### What you will do
Word for word, retype each record shown below.

**** Entries supplied

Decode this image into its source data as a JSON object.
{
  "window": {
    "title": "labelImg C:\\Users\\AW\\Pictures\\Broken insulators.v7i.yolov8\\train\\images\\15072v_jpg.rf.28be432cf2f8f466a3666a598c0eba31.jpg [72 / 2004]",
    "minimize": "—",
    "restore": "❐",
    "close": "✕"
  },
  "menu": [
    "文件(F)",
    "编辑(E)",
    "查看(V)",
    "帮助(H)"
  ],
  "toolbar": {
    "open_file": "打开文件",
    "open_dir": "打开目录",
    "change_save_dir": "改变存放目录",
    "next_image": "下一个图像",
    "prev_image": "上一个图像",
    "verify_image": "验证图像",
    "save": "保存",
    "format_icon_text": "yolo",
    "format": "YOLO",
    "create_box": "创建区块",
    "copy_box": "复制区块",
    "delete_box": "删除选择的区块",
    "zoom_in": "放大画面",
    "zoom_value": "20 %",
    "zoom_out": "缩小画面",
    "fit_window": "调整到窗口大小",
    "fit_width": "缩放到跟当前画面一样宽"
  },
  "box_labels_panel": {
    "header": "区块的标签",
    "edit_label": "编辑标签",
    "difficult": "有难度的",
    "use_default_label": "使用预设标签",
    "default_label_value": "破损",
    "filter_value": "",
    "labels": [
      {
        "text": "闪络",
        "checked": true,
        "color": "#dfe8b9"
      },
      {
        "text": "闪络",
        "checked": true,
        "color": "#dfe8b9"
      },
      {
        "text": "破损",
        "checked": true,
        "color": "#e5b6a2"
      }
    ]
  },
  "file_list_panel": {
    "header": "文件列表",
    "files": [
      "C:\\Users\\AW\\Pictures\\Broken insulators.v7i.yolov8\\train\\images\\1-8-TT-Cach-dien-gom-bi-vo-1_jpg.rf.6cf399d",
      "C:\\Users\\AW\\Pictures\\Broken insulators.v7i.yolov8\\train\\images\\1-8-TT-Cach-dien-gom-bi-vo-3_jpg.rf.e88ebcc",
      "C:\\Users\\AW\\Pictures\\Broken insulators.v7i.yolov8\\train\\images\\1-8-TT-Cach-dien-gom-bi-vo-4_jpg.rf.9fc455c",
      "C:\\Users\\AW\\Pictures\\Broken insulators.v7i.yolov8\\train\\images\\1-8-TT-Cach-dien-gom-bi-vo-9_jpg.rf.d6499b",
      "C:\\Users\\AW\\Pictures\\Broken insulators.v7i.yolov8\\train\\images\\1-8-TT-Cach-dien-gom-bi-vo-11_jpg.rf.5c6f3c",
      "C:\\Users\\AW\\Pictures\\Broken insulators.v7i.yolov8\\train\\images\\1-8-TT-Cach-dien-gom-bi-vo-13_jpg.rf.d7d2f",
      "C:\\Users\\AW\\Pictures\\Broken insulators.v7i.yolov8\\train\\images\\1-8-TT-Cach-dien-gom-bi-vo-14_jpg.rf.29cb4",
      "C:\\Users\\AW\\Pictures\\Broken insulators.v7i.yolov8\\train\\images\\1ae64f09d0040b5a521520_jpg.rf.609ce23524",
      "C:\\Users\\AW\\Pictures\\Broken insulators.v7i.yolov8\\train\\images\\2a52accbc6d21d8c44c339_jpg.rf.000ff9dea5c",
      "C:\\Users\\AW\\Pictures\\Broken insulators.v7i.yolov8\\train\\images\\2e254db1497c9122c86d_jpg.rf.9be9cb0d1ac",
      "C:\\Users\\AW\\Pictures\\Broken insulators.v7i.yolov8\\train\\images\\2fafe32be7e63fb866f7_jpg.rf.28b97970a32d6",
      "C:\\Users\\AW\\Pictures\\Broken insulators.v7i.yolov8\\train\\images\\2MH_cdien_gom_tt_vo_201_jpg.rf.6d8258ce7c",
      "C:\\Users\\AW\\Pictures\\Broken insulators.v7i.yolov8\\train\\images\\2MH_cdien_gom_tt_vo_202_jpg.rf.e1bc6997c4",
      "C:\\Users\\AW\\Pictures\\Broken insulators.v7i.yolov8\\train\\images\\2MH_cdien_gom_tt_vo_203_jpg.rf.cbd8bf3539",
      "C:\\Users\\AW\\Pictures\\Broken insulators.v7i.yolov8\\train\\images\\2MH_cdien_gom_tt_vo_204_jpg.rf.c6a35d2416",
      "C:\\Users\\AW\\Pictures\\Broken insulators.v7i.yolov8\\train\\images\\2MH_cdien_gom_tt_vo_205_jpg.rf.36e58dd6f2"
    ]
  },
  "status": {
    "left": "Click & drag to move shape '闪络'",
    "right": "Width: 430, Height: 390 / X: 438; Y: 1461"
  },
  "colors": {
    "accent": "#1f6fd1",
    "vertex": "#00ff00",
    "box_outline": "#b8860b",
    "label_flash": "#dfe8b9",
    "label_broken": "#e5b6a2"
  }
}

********

### Task response
Decode this image into its source data as a JSON object.
{
  "window": {
    "title": "labelImg C:\\Users\\AW\\Pictures\\Broken insulators.v7i.yolov8\\train\\images\\15072v_jpg.rf.28be432cf2f8f466a3666a598c0eba31.jpg [72 / 2004]",
    "minimize": "—",
    "restore": "❐",
    "close": "✕"
  },
  "menu": [
    "文件(F)",
    "编辑(E)",
    "查看(V)",
    "帮助(H)"
  ],
  "toolbar": {
    "open_file": "打开文件",
    "open_dir": "打开目录",
    "change_save_dir": "改变存放目录",
    "next_image": "下一个图像",
    "prev_image": "上一个图像",
    "verify_image": "验证图像",
    "save": "保存",
    "format_icon_text": "yolo",
    "format": "YOLO",
    "create_box": "创建区块",
    "copy_box": "复制区块",
    "delete_box": "删除选择的区块",
    "zoom_in": "放大画面",
    "zoom_value": "20 %",
    "zoom_out": "缩小画面",
    "fit_window": "调整到窗口大小",
    "fit_width": "缩放到跟当前画面一样宽"
  },
  "box_labels_panel": {
    "header": "区块的标签",
    "edit_label": "编辑标签",
    "difficult": "有难度的",
    "use_default_label": "使用预设标签",
    "default_label_value": "破损",
    "filter_value": "",
    "labels": [
      {
        "text": "闪络",
        "checked": true,
        "color": "#dfe8b9"
      },
      {
        "text": "闪络",
        "checked": true,
        "color": "#dfe8b9"
      },
      {
        "text": "破损",
        "checked": true,
        "color": "#e5b6a2"
      }
    ]
  },
  "file_list_panel": {
    "header": "文件列表",
    "files": [
      "C:\\Users\\AW\\Pictures\\Broken insulators.v7i.yolov8\\train\\images\\1-8-TT-Cach-dien-gom-bi-vo-1_jpg.rf.6cf399d",
      "C:\\Users\\AW\\Pictures\\Broken insulators.v7i.yolov8\\train\\images\\1-8-TT-Cach-dien-gom-bi-vo-3_jpg.rf.e88ebcc",
      "C:\\Users\\AW\\Pictures\\Broken insulators.v7i.yolov8\\train\\images\\1-8-TT-Cach-dien-gom-bi-vo-4_jpg.rf.9fc455c",
      "C:\\Users\\AW\\Pictures\\Broken insulators.v7i.yolov8\\train\\images\\1-8-TT-Cach-dien-gom-bi-vo-9_jpg.rf.d6499b",
      "C:\\Users\\AW\\Pictures\\Broken insulators.v7i.yolov8\\train\\images\\1-8-TT-Cach-dien-gom-bi-vo-11_jpg.rf.5c6f3c",
      "C:\\Users\\AW\\Pictures\\Broken insulators.v7i.yolov8\\train\\images\\1-8-TT-Cach-dien-gom-bi-vo-13_jpg.rf.d7d2f",
      "C:\\Users\\AW\\Pictures\\Broken insulators.v7i.yolov8\\train\\images\\1-8-TT-Cach-dien-gom-bi-vo-14_jpg.rf.29cb4",
      "C:\\Users\\AW\\Pictures\\Broken insulators.v7i.yolov8\\train\\images\\1ae64f09d0040b5a521520_jpg.rf.609ce23524",
      "C:\\Users\\AW\\Pictures\\Broken insulators.v7i.yolov8\\train\\images\\2a52accbc6d21d8c44c339_jpg.rf.000ff9dea5c",
      "C:\\Users\\AW\\Pictures\\Broken insulators.v7i.yolov8\\train\\images\\2e254db1497c9122c86d_jpg.rf.9be9cb0d1ac",
      "C:\\Users\\AW\\Pictures\\Broken insulators.v7i.yolov8\\train\\images\\2fafe32be7e63fb866f7_jpg.rf.28b97970a32d6",
      "C:\\Users\\AW\\Pictures\\Broken insulators.v7i.yolov8\\train\\images\\2MH_cdien_gom_tt_vo_201_jpg.rf.6d8258ce7c",
      "C:\\Users\\AW\\Pictures\\Broken insulators.v7i.yolov8\\train\\images\\2MH_cdien_gom_tt_vo_202_jpg.rf.e1bc6997c4",
      "C:\\Users\\AW\\Pictures\\Broken insulators.v7i.yolov8\\train\\images\\2MH_cdien_gom_tt_vo_203_jpg.rf.cbd8bf3539",
      "C:\\Users\\AW\\Pictures\\Broken insulators.v7i.yolov8\\train\\images\\2MH_cdien_gom_tt_vo_204_jpg.rf.c6a35d2416",
      "C:\\Users\\AW\\Pictures\\Broken insulators.v7i.yolov8\\train\\images\\2MH_cdien_gom_tt_vo_205_jpg.rf.36e58dd6f2"
    ]
  },
  "status": {
    "left": "Click & drag to move shape '闪络'",
    "right": "Width: 430, Height: 390 / X: 438; Y: 1461"
  },
  "colors": {
    "accent": "#1f6fd1",
    "vertex": "#00ff00",
    "box_outline": "#b8860b",
    "label_flash": "#dfe8b9",
    "label_broken": "#e5b6a2"
  }
}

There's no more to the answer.